Fiji, 2008

In the Christmas of 2008, instead of celebrating at home, my husband-to-be’s (HTB) family decided we would all travel to Fiji for 5 nights. We stayed at the Radisson Blu- one of the large hotels on the mainland at Denarau.

I had never been to the South Pacific, never really stayed in a flash hotel before, and never been away with my HTB’s family, which included two brothers, so it was all a bit different.

It was the hottest time of the year, so most days were spent lounging by the pool after the breakfast buffet and swimming over to the pool bar for 11am cocktails. The Blue Marlin was the voted the favourite.

If we felt a little more energetic, we would slide down the fun waterslides or take a walk on the beach. We read, played cards and ate a lot. Every night the firelighters would come down to the beach and light torches that reflected off the beautiful picture perfect sunsets.

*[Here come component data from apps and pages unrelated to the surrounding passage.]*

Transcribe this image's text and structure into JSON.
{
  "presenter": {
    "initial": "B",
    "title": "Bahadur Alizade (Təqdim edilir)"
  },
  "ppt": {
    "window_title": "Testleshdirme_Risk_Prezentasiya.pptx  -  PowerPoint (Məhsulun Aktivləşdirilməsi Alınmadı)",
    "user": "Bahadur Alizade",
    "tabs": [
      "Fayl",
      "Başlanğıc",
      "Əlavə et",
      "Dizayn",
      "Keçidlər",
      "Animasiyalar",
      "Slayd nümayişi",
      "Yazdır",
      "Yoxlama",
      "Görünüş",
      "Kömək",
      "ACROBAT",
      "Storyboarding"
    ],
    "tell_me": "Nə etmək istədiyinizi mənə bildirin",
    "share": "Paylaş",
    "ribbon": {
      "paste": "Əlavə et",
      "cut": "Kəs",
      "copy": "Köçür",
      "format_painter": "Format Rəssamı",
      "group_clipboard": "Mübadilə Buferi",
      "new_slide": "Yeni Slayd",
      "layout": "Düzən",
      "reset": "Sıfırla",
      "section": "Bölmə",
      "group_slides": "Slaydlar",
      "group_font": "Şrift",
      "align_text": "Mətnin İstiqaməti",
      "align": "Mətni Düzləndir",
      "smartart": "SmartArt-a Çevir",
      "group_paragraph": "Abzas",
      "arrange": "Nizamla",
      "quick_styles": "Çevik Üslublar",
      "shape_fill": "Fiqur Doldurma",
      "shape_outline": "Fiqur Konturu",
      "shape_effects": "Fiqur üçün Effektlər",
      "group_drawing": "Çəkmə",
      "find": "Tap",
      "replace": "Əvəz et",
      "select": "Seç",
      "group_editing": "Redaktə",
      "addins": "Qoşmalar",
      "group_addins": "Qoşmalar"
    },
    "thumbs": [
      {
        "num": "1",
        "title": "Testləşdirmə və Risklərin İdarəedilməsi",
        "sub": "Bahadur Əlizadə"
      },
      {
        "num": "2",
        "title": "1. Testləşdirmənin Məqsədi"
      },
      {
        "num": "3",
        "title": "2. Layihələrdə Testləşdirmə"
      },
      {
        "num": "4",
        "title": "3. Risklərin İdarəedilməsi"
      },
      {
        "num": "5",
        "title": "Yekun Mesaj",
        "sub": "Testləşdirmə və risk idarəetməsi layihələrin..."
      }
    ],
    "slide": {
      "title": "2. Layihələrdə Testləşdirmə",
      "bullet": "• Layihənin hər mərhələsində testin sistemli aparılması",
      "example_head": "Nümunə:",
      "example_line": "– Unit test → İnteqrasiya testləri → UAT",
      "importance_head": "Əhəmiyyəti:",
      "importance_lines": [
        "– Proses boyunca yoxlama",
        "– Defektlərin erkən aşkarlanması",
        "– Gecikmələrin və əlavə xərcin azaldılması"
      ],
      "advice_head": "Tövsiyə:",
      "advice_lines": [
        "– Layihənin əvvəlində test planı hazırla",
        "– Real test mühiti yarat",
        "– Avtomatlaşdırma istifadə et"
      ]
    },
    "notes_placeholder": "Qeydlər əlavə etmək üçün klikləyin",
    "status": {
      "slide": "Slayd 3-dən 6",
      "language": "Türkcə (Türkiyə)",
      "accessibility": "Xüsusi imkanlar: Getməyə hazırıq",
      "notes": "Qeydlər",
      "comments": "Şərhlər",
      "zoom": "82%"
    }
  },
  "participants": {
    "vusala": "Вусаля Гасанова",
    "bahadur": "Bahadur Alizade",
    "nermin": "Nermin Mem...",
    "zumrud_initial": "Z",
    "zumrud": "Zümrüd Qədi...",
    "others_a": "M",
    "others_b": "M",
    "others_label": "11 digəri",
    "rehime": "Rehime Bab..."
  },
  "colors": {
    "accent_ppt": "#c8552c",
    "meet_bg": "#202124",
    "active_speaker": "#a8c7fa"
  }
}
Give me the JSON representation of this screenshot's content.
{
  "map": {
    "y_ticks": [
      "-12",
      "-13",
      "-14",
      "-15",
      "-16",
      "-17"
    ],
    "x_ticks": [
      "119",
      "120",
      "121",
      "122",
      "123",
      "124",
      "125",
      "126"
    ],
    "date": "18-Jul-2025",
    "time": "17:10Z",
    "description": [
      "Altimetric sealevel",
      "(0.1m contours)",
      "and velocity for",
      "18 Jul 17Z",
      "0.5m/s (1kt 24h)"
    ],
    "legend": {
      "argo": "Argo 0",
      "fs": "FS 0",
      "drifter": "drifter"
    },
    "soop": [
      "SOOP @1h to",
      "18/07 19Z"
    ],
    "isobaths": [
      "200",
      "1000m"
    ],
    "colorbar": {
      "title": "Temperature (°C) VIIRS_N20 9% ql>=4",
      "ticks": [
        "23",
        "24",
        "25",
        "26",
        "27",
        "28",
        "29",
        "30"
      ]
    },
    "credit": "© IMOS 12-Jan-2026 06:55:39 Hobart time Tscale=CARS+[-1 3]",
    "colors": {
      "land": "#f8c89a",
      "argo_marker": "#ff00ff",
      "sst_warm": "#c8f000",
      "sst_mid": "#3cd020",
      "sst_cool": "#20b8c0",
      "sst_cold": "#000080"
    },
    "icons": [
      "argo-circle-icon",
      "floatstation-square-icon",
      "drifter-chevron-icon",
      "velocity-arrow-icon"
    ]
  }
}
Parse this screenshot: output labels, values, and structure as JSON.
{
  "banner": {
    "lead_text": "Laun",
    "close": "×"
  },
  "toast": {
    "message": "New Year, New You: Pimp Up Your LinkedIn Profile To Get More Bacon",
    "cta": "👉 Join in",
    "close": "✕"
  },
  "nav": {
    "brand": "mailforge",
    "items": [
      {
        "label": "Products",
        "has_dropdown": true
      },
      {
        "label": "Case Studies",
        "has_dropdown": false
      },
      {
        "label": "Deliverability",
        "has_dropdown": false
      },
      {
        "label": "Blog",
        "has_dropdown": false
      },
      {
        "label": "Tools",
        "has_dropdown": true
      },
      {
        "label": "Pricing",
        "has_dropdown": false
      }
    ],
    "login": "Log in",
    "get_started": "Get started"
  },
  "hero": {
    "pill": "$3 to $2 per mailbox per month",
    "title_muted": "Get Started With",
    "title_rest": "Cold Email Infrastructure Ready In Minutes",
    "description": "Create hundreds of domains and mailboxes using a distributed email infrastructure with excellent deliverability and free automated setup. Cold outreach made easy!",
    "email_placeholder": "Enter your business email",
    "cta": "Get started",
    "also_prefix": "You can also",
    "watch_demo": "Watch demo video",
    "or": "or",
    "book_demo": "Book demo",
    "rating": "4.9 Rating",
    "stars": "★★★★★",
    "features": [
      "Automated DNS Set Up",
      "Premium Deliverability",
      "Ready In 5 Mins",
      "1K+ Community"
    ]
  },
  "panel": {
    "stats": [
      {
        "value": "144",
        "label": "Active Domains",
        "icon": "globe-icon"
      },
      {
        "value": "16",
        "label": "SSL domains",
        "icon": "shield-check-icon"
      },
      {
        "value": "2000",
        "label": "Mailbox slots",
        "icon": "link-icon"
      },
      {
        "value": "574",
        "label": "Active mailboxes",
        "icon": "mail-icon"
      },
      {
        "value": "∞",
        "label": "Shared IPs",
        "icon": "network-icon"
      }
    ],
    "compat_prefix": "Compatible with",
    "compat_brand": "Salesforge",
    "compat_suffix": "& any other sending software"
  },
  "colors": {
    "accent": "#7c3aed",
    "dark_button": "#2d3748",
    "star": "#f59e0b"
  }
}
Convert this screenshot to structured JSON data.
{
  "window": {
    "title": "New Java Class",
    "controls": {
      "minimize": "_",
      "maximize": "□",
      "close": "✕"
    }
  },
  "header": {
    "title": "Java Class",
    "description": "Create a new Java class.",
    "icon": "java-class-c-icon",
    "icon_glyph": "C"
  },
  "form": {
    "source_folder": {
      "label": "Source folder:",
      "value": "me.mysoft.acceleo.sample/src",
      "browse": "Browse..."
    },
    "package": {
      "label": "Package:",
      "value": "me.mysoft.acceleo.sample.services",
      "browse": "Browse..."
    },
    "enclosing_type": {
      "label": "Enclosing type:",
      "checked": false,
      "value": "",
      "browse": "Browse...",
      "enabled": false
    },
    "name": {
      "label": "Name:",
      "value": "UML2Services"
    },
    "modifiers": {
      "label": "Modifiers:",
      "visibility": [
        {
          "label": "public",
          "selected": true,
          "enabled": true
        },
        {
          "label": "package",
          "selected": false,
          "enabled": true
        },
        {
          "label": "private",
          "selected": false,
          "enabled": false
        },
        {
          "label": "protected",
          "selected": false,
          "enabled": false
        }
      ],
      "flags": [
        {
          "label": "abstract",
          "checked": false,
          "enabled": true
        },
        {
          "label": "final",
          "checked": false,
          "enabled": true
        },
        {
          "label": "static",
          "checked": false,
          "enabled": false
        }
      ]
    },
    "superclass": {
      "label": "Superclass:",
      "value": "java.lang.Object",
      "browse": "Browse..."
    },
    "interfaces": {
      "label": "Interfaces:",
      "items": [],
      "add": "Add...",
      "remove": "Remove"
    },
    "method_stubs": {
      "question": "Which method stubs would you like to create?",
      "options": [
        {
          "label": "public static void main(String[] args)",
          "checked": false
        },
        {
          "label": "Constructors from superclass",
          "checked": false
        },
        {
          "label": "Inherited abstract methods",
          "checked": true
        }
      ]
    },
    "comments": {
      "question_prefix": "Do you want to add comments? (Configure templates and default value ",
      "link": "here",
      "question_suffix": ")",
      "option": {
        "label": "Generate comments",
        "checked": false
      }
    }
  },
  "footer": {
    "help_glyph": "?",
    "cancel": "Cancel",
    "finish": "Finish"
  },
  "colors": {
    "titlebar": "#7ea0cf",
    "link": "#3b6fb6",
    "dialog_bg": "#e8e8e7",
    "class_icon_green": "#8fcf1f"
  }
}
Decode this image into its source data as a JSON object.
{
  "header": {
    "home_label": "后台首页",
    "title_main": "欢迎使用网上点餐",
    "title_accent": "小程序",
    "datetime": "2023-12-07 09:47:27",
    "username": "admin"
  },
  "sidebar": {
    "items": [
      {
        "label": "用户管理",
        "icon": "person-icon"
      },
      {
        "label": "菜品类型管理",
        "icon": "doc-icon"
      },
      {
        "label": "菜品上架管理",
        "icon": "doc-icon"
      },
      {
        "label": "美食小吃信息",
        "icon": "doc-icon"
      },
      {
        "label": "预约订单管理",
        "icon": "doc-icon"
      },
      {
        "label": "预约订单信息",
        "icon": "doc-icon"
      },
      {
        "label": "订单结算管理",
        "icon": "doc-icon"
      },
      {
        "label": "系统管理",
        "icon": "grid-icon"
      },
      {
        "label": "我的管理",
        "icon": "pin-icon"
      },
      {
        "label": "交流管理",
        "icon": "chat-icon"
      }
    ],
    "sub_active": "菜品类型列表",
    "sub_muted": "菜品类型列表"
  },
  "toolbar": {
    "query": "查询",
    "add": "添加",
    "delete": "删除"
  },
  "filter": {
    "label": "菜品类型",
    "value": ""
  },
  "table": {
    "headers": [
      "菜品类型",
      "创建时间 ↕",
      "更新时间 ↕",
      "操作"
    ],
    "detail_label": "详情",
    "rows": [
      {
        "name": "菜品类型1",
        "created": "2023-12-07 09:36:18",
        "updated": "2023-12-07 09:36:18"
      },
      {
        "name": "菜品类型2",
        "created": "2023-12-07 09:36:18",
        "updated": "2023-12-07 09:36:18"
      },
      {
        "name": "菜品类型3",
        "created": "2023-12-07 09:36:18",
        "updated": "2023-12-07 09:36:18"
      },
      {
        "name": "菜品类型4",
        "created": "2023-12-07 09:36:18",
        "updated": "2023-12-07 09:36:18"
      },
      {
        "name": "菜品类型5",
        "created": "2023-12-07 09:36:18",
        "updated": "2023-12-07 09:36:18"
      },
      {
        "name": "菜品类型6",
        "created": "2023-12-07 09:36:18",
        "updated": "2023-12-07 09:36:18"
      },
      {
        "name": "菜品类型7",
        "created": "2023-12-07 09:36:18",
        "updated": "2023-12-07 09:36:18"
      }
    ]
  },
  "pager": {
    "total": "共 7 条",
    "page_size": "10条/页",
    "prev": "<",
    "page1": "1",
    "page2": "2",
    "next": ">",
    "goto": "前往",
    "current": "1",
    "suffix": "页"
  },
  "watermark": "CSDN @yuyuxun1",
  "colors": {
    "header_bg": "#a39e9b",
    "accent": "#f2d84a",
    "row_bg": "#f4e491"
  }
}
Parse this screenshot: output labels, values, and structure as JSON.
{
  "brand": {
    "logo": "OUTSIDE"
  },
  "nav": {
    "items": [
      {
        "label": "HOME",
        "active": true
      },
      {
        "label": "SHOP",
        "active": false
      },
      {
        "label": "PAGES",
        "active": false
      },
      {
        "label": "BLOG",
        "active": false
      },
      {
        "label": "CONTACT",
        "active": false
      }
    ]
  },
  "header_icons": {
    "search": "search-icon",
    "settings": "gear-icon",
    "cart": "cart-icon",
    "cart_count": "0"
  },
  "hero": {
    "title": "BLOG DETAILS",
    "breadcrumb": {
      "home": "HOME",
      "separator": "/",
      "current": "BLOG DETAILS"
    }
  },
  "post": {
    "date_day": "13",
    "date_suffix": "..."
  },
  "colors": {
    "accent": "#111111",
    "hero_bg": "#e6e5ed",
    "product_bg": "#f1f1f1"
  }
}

After a few days of this, my traveller gene kicked in and I dragged everyone away from the safety of the hotel for a waterfall tour. The bus picked us up and drove us up the coast and into the green hills.

We visited a little village called Biasevu with children running around and went to the community hall for a traditional cava ceremony- strong stuff. Suitably fortified, it was time to trek to the waterfall.

Unfortunately, half way through the walk, it started to rain. Heavily. But our tour guide Nadine lent a helping hand and everyone made it across the river to Sava Mate Laya waterfall intact.

It was flowing quite a lot due to the rain, but I was still determined to take a swim underneath and get my head wet. A little wetter and a little wiser about Fiji culture, we headed back to our little piece of luxury, to enjoy it while we could.